Retired Oklahoma City police lieutenant volunteers as chaplain
Nearly 20 years ago, Dennis Frazier traded his police badge for a clerical collar.
Frazier, 73, retired as a lieutenant from the Oklahoma City Police Department in 1997 after 25 years of service. In 1999, he was ordained as a deacon in the Roman Catholic Church, he said.
Today, Frazier serves as a volunteer police chaplain for the police department as well as a hospital chaplain on behalf of the Archdiocese of Oklahoma City.
He also serves as a hospital chaplain, responding to calls across the Oklahoma City metro. He takes sacraments of the church to patients, often baptizing or bringing them back into the church in their final hours.
"If people can't come to church, the church should come to them," he said.
Raised as a Southern Baptist, he converted to Catholicism in the early 1980s after marrying his wife, Dianne, in 1976.
Frazier's mother and mother-in-law both died of cancer, so his empathy toward the sick led him to become a deacon after he retired from the police force.
"Police work is about helping people, and so is the deaconate," Frazier said.

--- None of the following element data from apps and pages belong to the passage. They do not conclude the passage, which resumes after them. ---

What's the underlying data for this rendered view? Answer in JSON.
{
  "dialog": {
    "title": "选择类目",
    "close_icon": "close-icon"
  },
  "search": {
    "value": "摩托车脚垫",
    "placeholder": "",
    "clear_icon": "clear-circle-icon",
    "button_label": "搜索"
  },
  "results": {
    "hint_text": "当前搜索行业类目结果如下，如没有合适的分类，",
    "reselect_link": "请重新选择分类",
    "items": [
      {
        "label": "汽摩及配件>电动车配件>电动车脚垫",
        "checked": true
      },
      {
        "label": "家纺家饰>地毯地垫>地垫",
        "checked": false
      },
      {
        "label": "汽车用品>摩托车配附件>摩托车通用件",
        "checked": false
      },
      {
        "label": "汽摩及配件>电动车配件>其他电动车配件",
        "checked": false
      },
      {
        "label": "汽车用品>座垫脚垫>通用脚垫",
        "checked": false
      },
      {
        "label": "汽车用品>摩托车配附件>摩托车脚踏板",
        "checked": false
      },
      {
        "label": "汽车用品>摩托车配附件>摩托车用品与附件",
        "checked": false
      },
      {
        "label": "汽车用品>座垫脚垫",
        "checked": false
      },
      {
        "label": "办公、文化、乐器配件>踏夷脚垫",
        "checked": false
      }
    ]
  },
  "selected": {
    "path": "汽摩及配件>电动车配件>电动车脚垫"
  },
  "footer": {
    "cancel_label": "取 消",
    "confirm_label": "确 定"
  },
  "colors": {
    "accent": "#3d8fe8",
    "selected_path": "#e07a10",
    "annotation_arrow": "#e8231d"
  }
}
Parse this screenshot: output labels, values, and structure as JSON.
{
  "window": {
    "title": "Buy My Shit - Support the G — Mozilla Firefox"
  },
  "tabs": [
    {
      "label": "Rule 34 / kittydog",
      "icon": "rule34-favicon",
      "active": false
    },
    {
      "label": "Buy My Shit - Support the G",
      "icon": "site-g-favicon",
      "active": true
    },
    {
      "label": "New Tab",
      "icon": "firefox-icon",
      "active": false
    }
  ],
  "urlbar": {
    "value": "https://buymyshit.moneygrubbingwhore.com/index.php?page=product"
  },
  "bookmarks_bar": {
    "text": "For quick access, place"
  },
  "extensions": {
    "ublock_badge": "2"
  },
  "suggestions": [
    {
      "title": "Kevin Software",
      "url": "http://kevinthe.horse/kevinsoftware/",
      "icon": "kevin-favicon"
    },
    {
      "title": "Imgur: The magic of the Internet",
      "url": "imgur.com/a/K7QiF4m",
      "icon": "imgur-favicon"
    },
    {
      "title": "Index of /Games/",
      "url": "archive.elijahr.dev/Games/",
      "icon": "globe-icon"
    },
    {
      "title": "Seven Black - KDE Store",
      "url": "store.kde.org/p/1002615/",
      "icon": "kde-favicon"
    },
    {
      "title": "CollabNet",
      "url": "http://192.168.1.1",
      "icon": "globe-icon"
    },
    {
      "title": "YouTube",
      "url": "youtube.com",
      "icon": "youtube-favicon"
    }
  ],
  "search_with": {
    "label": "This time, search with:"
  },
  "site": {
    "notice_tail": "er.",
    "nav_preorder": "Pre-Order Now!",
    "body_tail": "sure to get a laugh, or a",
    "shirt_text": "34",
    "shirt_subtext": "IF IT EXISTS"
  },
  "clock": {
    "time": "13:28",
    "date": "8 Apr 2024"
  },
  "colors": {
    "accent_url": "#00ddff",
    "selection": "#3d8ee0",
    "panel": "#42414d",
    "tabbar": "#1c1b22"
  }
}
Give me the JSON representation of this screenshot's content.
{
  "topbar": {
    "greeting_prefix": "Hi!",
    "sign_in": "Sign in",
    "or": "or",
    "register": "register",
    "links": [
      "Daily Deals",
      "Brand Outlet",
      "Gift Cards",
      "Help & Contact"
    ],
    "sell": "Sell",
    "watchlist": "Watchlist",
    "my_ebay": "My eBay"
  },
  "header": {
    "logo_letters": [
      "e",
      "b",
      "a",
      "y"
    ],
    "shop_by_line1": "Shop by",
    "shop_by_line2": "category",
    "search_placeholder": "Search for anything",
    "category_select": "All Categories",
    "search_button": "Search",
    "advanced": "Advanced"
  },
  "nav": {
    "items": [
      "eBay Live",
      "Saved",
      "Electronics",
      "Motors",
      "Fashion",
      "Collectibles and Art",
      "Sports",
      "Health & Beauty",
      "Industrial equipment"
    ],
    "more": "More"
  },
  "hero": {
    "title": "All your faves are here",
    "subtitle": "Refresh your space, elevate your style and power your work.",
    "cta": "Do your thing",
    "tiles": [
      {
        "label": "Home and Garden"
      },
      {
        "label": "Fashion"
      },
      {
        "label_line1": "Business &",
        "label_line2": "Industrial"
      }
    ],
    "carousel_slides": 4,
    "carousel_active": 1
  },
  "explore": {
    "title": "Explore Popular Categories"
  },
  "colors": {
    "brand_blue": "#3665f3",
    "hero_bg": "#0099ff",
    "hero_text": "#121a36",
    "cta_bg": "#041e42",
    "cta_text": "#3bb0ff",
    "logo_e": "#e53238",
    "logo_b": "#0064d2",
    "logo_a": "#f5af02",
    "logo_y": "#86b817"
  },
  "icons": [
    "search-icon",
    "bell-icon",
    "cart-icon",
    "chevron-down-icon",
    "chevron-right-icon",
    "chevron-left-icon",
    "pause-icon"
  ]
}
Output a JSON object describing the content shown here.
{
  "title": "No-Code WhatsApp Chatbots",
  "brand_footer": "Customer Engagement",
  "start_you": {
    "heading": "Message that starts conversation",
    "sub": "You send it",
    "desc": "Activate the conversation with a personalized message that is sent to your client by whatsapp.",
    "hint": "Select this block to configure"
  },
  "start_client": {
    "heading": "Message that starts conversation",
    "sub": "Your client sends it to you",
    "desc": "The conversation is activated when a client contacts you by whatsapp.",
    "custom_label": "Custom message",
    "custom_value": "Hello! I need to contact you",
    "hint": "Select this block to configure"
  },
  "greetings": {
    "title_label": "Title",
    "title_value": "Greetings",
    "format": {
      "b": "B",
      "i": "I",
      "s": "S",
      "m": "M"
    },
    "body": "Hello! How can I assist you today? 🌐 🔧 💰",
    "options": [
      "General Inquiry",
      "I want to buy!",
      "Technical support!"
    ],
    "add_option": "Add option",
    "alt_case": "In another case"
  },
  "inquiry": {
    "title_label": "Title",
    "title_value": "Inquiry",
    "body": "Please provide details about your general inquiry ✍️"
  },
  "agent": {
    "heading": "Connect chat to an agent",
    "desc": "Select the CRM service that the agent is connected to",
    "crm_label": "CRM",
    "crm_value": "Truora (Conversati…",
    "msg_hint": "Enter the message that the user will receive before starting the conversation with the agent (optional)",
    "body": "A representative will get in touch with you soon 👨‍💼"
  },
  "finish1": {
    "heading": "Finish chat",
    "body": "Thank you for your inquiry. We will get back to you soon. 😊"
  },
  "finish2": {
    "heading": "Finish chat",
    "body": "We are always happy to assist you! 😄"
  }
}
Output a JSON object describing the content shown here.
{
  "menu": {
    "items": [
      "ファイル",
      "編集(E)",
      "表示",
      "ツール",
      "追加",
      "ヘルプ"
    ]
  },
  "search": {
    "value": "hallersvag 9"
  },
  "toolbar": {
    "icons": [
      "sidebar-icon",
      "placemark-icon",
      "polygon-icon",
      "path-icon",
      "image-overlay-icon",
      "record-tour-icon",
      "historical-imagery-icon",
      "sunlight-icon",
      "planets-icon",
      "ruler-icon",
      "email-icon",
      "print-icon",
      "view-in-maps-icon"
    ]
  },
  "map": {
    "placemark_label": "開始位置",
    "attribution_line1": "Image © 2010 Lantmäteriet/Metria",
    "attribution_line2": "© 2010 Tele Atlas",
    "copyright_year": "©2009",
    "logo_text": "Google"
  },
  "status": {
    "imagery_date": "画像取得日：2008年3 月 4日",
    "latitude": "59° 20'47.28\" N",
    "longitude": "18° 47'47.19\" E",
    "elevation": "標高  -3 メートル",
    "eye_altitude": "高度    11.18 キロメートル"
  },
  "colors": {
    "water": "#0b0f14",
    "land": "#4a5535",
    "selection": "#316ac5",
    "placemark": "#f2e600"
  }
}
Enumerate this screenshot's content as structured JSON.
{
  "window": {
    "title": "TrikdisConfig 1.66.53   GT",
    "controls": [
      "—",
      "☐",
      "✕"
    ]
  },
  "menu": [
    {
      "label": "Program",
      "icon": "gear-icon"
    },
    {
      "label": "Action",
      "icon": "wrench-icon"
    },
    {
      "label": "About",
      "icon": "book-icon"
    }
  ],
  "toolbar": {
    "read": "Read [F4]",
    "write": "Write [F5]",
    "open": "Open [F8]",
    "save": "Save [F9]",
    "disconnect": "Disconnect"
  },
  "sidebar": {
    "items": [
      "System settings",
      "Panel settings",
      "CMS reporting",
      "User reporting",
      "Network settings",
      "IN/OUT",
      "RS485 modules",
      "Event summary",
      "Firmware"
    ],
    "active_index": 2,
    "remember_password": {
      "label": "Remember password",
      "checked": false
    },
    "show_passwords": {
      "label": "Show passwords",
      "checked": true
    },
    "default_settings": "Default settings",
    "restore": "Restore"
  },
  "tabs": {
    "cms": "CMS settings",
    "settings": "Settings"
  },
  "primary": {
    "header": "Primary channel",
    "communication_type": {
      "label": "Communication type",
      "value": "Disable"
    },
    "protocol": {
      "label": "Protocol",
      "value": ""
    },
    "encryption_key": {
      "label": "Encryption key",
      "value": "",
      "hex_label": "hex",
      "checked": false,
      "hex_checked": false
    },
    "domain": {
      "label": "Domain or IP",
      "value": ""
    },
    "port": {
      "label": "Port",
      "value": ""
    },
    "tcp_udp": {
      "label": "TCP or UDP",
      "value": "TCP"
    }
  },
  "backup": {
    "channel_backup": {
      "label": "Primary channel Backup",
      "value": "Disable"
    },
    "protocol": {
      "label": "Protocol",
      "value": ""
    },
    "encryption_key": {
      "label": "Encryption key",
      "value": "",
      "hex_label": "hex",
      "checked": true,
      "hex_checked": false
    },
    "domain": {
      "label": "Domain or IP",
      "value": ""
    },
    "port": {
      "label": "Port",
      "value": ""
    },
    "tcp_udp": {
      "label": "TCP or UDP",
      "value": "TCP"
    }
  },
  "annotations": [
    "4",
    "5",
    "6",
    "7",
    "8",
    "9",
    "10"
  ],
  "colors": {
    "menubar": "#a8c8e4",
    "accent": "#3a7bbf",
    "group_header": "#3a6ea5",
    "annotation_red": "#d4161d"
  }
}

Frazier recalled a time when he was making the rounds of Integris Baptist hospital, he felt compelled to take a different path than he normally would. He'd been up and down the same empty hallway twice when he happened upon a young woman. The woman's mother was a Stage 4 cancer patient, and she asked if he was Catholic clergy. When Frazier told her that he was a deacon, she asked to come in and pray with her mother.
During the visit, he noticed numbers tattooed on the woman's arm. Frazier asked about the tattoo, and the woman explained she had been imprisoned at Auschwitz as a young girl. After the war, she was taken to an orphanage run by Catholic nuns and converted, Frazier said.
"It's funny how the Holy Spirit works," Frazier said. "People can't orchestrate those things. Only God can."
As police chaplain, he attends lineups for officers starting their shifts and speaks to them privately if there's something they wish to discuss, he said.
Frazier describes his work with police as a "ministry of presence," leading prayers before police hit the streets for their shifts and offering spiritual guidance to officers. As a 20-year veteran of the department's tactical team, he also knows what kind of stress they endure, and he accompanies them whenever they are called to a scene, he said.
"They know I'm there praying for them," Frazier said.
He said it's not uncommon for him to drive 1,500 miles a month in his role as deacon.
Frazier said he is starting to slow down after nearly a half-century of service to his fellowman. He's taking a vacation to Rome this fall.
But he's not ready to quit being a chaplain just yet.
"It's kind of like police work. It's a calling," he said. "The Holy Spirit nudges you, and if you're receptive, you take it on."